THE PROBLEM
Output every entry exactly as it appears.

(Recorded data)
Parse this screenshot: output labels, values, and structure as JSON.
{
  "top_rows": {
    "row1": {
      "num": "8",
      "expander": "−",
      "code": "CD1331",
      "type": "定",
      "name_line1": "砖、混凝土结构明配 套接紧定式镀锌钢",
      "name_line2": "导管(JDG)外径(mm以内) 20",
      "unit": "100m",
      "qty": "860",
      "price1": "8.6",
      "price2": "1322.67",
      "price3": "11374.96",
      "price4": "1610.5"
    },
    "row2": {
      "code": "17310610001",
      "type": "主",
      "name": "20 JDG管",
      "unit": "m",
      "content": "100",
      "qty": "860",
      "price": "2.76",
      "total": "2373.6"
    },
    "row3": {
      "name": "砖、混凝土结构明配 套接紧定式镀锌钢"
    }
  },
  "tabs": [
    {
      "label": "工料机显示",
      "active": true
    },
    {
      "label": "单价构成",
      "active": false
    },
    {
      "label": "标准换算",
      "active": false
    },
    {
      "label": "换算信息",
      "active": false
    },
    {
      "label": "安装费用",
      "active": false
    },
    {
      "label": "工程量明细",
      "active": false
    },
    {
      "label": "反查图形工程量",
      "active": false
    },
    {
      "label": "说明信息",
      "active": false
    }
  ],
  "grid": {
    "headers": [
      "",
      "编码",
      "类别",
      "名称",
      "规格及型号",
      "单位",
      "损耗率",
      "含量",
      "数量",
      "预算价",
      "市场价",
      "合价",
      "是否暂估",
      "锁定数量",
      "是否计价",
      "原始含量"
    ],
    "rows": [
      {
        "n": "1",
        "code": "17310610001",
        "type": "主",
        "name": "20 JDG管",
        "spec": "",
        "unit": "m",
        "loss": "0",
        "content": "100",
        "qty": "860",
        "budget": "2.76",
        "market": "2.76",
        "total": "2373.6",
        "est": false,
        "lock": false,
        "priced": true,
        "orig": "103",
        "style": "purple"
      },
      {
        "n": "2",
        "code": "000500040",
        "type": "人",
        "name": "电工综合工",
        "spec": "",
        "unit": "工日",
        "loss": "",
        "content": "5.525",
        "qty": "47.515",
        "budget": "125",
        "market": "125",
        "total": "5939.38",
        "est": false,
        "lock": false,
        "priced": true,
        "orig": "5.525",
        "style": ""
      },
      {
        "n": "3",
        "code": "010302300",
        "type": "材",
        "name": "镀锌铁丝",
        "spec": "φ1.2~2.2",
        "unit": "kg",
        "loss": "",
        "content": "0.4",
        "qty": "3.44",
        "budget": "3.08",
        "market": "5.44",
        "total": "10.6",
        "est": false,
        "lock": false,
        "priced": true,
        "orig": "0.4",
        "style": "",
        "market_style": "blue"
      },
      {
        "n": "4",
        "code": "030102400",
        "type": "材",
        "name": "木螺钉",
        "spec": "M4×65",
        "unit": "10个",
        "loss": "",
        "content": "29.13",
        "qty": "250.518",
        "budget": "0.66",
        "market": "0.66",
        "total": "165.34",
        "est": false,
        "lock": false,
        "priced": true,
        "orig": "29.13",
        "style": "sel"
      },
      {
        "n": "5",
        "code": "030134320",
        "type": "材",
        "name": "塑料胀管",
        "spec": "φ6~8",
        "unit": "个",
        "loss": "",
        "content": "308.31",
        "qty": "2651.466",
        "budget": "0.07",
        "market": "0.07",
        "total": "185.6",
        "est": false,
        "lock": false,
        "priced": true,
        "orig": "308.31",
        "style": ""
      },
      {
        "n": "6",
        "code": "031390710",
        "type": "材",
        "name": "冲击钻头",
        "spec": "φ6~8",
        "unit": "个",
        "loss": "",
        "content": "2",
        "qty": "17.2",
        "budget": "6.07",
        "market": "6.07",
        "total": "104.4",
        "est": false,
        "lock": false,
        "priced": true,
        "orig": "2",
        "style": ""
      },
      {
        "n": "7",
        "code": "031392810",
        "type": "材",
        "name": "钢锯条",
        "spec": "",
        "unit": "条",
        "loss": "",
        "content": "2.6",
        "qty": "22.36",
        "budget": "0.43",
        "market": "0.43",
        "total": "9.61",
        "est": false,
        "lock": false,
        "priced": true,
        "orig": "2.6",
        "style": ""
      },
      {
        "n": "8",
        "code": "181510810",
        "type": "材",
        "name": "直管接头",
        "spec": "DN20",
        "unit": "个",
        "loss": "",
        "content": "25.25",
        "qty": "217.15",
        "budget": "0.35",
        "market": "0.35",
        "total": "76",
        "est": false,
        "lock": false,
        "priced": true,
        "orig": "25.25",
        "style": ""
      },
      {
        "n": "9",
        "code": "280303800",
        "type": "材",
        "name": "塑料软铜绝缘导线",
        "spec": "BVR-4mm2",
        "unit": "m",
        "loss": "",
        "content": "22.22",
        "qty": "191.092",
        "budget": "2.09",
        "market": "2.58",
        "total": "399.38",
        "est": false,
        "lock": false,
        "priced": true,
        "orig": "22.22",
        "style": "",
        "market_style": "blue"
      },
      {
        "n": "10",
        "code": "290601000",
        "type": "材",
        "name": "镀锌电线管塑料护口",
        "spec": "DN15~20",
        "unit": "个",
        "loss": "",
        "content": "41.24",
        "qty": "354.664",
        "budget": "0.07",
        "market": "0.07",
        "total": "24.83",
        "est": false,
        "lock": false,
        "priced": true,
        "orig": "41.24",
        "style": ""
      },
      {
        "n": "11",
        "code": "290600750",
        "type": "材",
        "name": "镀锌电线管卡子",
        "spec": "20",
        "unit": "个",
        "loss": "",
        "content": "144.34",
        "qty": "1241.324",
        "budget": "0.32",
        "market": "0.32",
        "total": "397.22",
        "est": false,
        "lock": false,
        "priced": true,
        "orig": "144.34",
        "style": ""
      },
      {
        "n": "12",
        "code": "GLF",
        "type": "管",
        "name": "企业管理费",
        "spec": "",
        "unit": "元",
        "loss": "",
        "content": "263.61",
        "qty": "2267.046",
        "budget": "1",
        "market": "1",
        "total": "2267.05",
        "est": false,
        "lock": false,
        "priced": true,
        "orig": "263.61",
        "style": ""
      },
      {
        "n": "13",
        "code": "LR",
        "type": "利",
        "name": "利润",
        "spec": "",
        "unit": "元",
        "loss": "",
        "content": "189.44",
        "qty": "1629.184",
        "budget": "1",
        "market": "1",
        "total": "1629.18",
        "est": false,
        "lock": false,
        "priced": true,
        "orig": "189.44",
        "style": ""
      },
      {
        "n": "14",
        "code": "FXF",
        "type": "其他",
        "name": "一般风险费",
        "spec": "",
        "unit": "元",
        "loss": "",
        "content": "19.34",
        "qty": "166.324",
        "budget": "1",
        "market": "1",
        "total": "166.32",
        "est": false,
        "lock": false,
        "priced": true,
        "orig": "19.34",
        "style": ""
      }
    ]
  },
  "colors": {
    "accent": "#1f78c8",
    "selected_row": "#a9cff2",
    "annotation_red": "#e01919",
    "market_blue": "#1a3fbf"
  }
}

RESULT OF THE TASK
Parse this screenshot: output labels, values, and structure as JSON.
{
  "top_rows": {
    "row1": {
      "num": "8",
      "expander": "−",
      "code": "CD1331",
      "type": "定",
      "name_line1": "砖、混凝土结构明配 套接紧定式镀锌钢",
      "name_line2": "导管(JDG)外径(mm以内) 20",
      "unit": "100m",
      "qty": "860",
      "price1": "8.6",
      "price2": "1322.67",
      "price3": "11374.96",
      "price4": "1610.5"
    },
    "row2": {
      "code": "17310610001",
      "type": "主",
      "name": "20 JDG管",
      "unit": "m",
      "content": "100",
      "qty": "860",
      "price": "2.76",
      "total": "2373.6"
    },
    "row3": {
      "name": "砖、混凝土结构明配 套接紧定式镀锌钢"
    }
  },
  "tabs": [
    {
      "label": "工料机显示",
      "active": true
    },
    {
      "label": "单价构成",
      "active": false
    },
    {
      "label": "标准换算",
      "active": false
    },
    {
      "label": "换算信息",
      "active": false
    },
    {
      "label": "安装费用",
      "active": false
    },
    {
      "label": "工程量明细",
      "active": false
    },
    {
      "label": "反查图形工程量",
      "active": false
    },
    {
      "label": "说明信息",
      "active": false
    }
  ],
  "grid": {
    "headers": [
      "",
      "编码",
      "类别",
      "名称",
      "规格及型号",
      "单位",
      "损耗率",
      "含量",
      "数量",
      "预算价",
      "市场价",
      "合价",
      "是否暂估",
      "锁定数量",
      "是否计价",
      "原始含量"
    ],
    "rows": [
      {
        "n": "1",
        "code": "17310610001",
        "type": "主",
        "name": "20 JDG管",
        "spec": "",
        "unit": "m",
        "loss": "0",
        "content": "100",
        "qty": "860",
        "budget": "2.76",
        "market": "2.76",
        "total": "2373.6",
        "est": false,
        "lock": false,
        "priced": true,
        "orig": "103",
        "style": "purple"
      },
      {
        "n": "2",
        "code": "000500040",
        "type": "人",
        "name": "电工综合工",
        "spec": "",
        "unit": "工日",
        "loss": "",
        "content": "5.525",
        "qty": "47.515",
        "budget": "125",
        "market": "125",
        "total": "5939.38",
        "est": false,
        "lock": false,
        "priced": true,
        "orig": "5.525",
        "style": ""
      },
      {
        "n": "3",
        "code": "010302300",
        "type": "材",
        "name": "镀锌铁丝",
        "spec": "φ1.2~2.2",
        "unit": "kg",
        "loss": "",
        "content": "0.4",
        "qty": "3.44",
        "budget": "3.08",
        "market": "5.44",
        "total": "10.6",
        "est": false,
        "lock": false,
        "priced": true,
        "orig": "0.4",
        "style": "",
        "market_style": "blue"
      },
      {
        "n": "4",
        "code": "030102400",
        "type": "材",
        "name": "木螺钉",
        "spec": "M4×65",
        "unit": "10个",
        "loss": "",
        "content": "29.13",
        "qty": "250.518",
        "budget": "0.66",
        "market": "0.66",
        "total": "165.34",
        "est": false,
        "lock": false,
        "priced": true,
        "orig": "29.13",
        "style": "sel"
      },
      {
        "n": "5",
        "code": "030134320",
        "type": "材",
        "name": "塑料胀管",
        "spec": "φ6~8",
        "unit": "个",
        "loss": "",
        "content": "308.31",
        "qty": "2651.466",
        "budget": "0.07",
        "market": "0.07",
        "total": "185.6",
        "est": false,
        "lock": false,
        "priced": true,
        "orig": "308.31",
        "style": ""
      },
      {
        "n": "6",
        "code": "031390710",
        "type": "材",
        "name": "冲击钻头",
        "spec": "φ6~8",
        "unit": "个",
        "loss": "",
        "content": "2",
        "qty": "17.2",
        "budget": "6.07",
        "market": "6.07",
        "total": "104.4",
        "est": false,
        "lock": false,
        "priced": true,
        "orig": "2",
        "style": ""
      },
      {
        "n": "7",
        "code": "031392810",
        "type": "材",
        "name": "钢锯条",
        "spec": "",
        "unit": "条",
        "loss": "",
        "content": "2.6",
        "qty": "22.36",
        "budget": "0.43",
        "market": "0.43",
        "total": "9.61",
        "est": false,
        "lock": false,
        "priced": true,
        "orig": "2.6",
        "style": ""
      },
      {
        "n": "8",
        "code": "181510810",
        "type": "材",
        "name": "直管接头",
        "spec": "DN20",
        "unit": "个",
        "loss": "",
        "content": "25.25",
        "qty": "217.15",
        "budget": "0.35",
        "market": "0.35",
        "total": "76",
        "est": false,
        "lock": false,
        "priced": true,
        "orig": "25.25",
        "style": ""
      },
      {
        "n": "9",
        "code": "280303800",
        "type": "材",
        "name": "塑料软铜绝缘导线",
        "spec": "BVR-4mm2",
        "unit": "m",
        "loss": "",
        "content": "22.22",
        "qty": "191.092",
        "budget": "2.09",
        "market": "2.58",
        "total": "399.38",
        "est": false,
        "lock": false,
        "priced": true,
        "orig": "22.22",
        "style": "",
        "market_style": "blue"
      },
      {
        "n": "10",
        "code": "290601000",
        "type": "材",
        "name": "镀锌电线管塑料护口",
        "spec": "DN15~20",
        "unit": "个",
        "loss": "",
        "content": "41.24",
        "qty": "354.664",
        "budget": "0.07",
        "market": "0.07",
        "total": "24.83",
        "est": false,
        "lock": false,
        "priced": true,
        "orig": "41.24",
        "style": ""
      },
      {
        "n": "11",
        "code": "290600750",
        "type": "材",
        "name": "镀锌电线管卡子",
        "spec": "20",
        "unit": "个",
        "loss": "",
        "content": "144.34",
        "qty": "1241.324",
        "budget": "0.32",
        "market": "0.32",
        "total": "397.22",
        "est": false,
        "lock": false,
        "priced": true,
        "orig": "144.34",
        "style": ""
      },
      {
        "n": "12",
        "code": "GLF",
        "type": "管",
        "name": "企业管理费",
        "spec": "",
        "unit": "元",
        "loss": "",
        "content": "263.61",
        "qty": "2267.046",
        "budget": "1",
        "market": "1",
        "total": "2267.05",
        "est": false,
        "lock": false,
        "priced": true,
        "orig": "263.61",
        "style": ""
      },
      {
        "n": "13",
        "code": "LR",
        "type": "利",
        "name": "利润",
        "spec": "",
        "unit": "元",
        "loss": "",
        "content": "189.44",
        "qty": "1629.184",
        "budget": "1",
        "market": "1",
        "total": "1629.18",
        "est": false,
        "lock": false,
        "priced": true,
        "orig": "189.44",
        "style": ""
      },
      {
        "n": "14",
        "code": "FXF",
        "type": "其他",
        "name": "一般风险费",
        "spec": "",
        "unit": "元",
        "loss": "",
        "content": "19.34",
        "qty": "166.324",
        "budget": "1",
        "market": "1",
        "total": "166.32",
        "est": false,
        "lock": false,
        "priced": true,
        "orig": "19.34",
        "style": ""
      }
    ]
  },
  "colors": {
    "accent": "#1f78c8",
    "selected_row": "#a9cff2",
    "annotation_red": "#e01919",
    "market_blue": "#1a3fbf"
  }
}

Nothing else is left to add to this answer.